Modern brand principle: Listen hard, then take action
The old adage that the customer is always right is a farce. They aren’t always right. Sometimes they don’t know what they need or wish for next, or can’t articulate it. But what customers can say is how they feel, what motivates them and what stands out. Customers must always be listened to. Listening allows you to defuse difficult situations and helps ensure that when you do act, it resonates and lands with your customers. But what does it mean to listen first and then take action? In this blog we explore how two companies listen. One listens to inspire its creation and then fuels listening into its brand. The other listens to the market and understands what its audience wants.
Bumble, a women-centric dating app, allows women to make the first move to introduce themselves to a date. Its founder and former Tinder executive Whitney Wolfe Herd, built the company based on a dilemma she observed: the lack of online accountability and lack of kindness in dating. Whitney realized this dilemma when she started listening to how people talked about her during her exit from Tinder. She was publicly attacked online and in the press, which sent her into a depression. From that moment, she decided to act or in her words “create.” She said to herself, “I can start something right now, I can have an impact and I can change what I hate that I see in the world.” With this realization came the birth of Bumble, built to give women a voice online it has a strict “Bee Nice or Leave” policy. From the ground up, Whitney built Bumble on listening to a need in the market and acted to fundamentally fix a problem. Since its inception in 2014, Bumble has become one of the most successful dating apps with an estimated revenue of $100 million. To this day, the company directly listens to customers to make sure users maintain its “Bee Nice or Leave” policy. Strict adherence to this policy is what many credit as a core differentiator for the company. Bumble also actively ensures users abide by its brand and what it stands for. If you violate Bumble policies, see Dylan, then you’re off the platform. That is listening first and then acting. Whitney listened to a major dilemma she personally felt, realized a systemic problem and acted to change it. Due to her vision, 34 million users now have a safe place to date.
Modern brands are created by listening. Listening is a core way to resonate with audiences.
Lego, the 86-year-old toy company, now has to compete with new entertainment options for kids such as YouTube, video games and mobile apps. Lego knew this because it listens to the market and observes kids’ behavior. By listening to market research, The Lego Movie was born. Earning $469 million at the box office, the movie was a smash hit because it met kids in a medium they wanted, in addition to a flawless execution – which is really surpassing expectations.

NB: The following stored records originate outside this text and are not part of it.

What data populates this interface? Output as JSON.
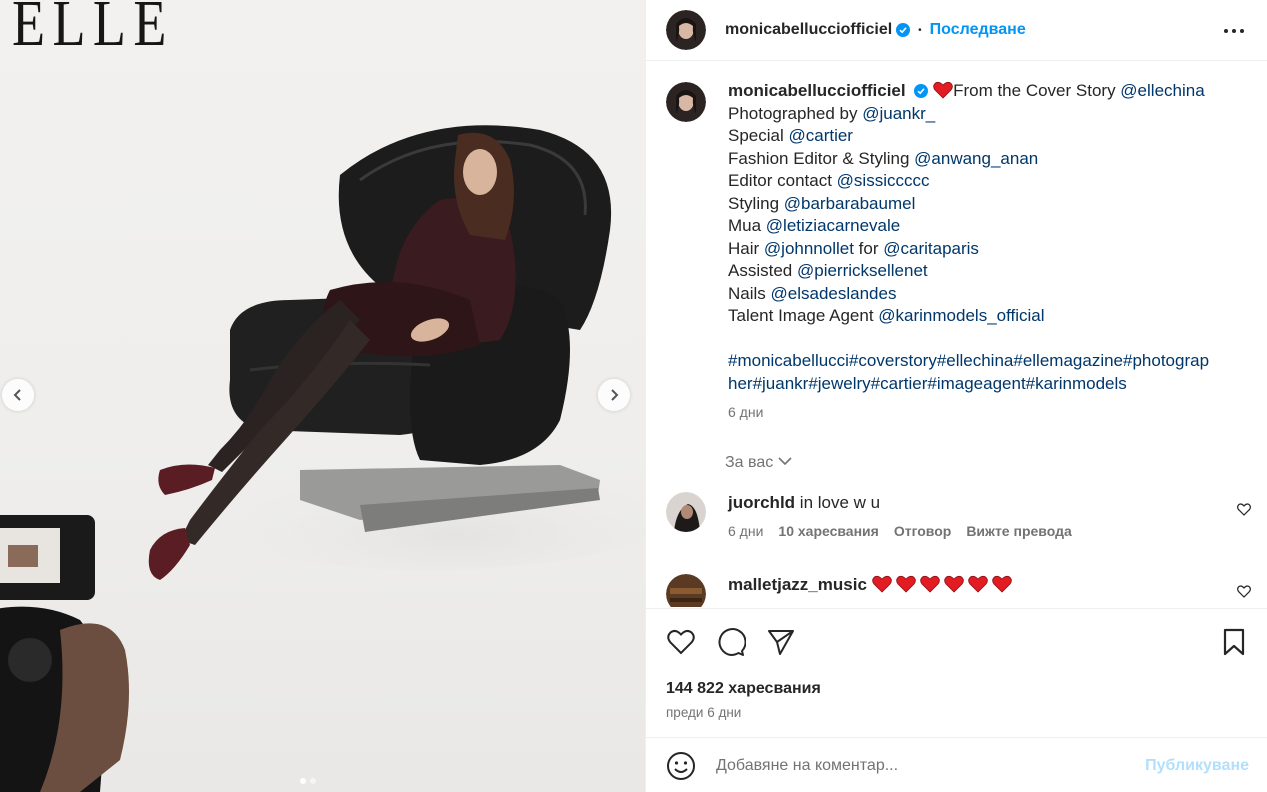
{
  "photo": {
    "magazine_logo": "ELLE",
    "prev_icon": "chevron-left-icon",
    "next_icon": "chevron-right-icon"
  },
  "header": {
    "username": "monicabelluccioffiсiel",
    "separator": "•",
    "follow_label": "Последване",
    "more_icon": "more-horizontal-icon"
  },
  "caption": {
    "username": "monicabelluccioffiсiel",
    "lines": [
      {
        "text": "From the Cover Story ",
        "mention": "@ellechina",
        "heart": true
      },
      {
        "text": "Photographed by ",
        "mention": "@juankr_"
      },
      {
        "text": "Special ",
        "mention": "@cartier"
      },
      {
        "text": "Fashion Editor & Styling ",
        "mention": "@anwang_anan"
      },
      {
        "text": "Editor contact ",
        "mention": "@sissiccccc"
      },
      {
        "text": "Styling ",
        "mention": "@barbarabaumel"
      },
      {
        "text": "Mua ",
        "mention": "@letiziacarnevale"
      },
      {
        "text": "Hair ",
        "mention": "@johnnollet",
        "text2": " for ",
        "mention2": "@caritaparis"
      },
      {
        "text": "Assisted ",
        "mention": "@pierricksellenet"
      },
      {
        "text": "Nails ",
        "mention": "@elsadeslandes"
      },
      {
        "text": "Talent Image Agent ",
        "mention": "@karinmodels_official"
      }
    ],
    "hashtags_line1": "#monicabellucci#coverstory#ellechina#ellemagazine#photograp",
    "hashtags_line2": "her#juankr#jewelry#cartier#imageagent#karinmodels",
    "time": "6 дни"
  },
  "for_you_label": "За вас",
  "comments": [
    {
      "username": "juorchld",
      "text": "in love w u",
      "time": "6 дни",
      "likes": "10 харесвания",
      "reply": "Отговор",
      "translate": "Вижте превода"
    },
    {
      "username": "malletjazz_music",
      "hearts": 6
    }
  ],
  "actions": {
    "likes": "144 822 харесвания",
    "posted": "преди 6 дни"
  },
  "add_comment": {
    "placeholder": "Добавяне на коментар...",
    "post_label": "Публикуване"
  },
  "colors": {
    "accent": "#0095f6",
    "link": "#00376b",
    "heart": "#e31b23",
    "muted": "#737373",
    "post_disabled": "#b2dffc"
  }
}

This successful approach to listening allowed Lego, according to the then CEO, to have one of its best years following the release of the movie.
Modern brands listen to understand their audiences and then take action to surpass their expectations.
Bumble and Lego listen in different ways, but both did it with the goal of driving change. But how did they do it? For Bumble, its founder listened to a cultural problem online and acted to fight against that. Then, Bumble created a product experience, customer service and culture to make sure its paying attention to the community of users and really treating them as co-owners of the brand. For Lego, it means being culturally aware and finding bridges to connect its toy brand with other forms of entertainment. Without listening, these opportunities to create, grow and solidify would be lost.
That is why we believe Modern Brands listen and encourage you to find the best way to tap into your audiences.
If you have any thoughts or examples of modern brands listening, we would love to hear from you!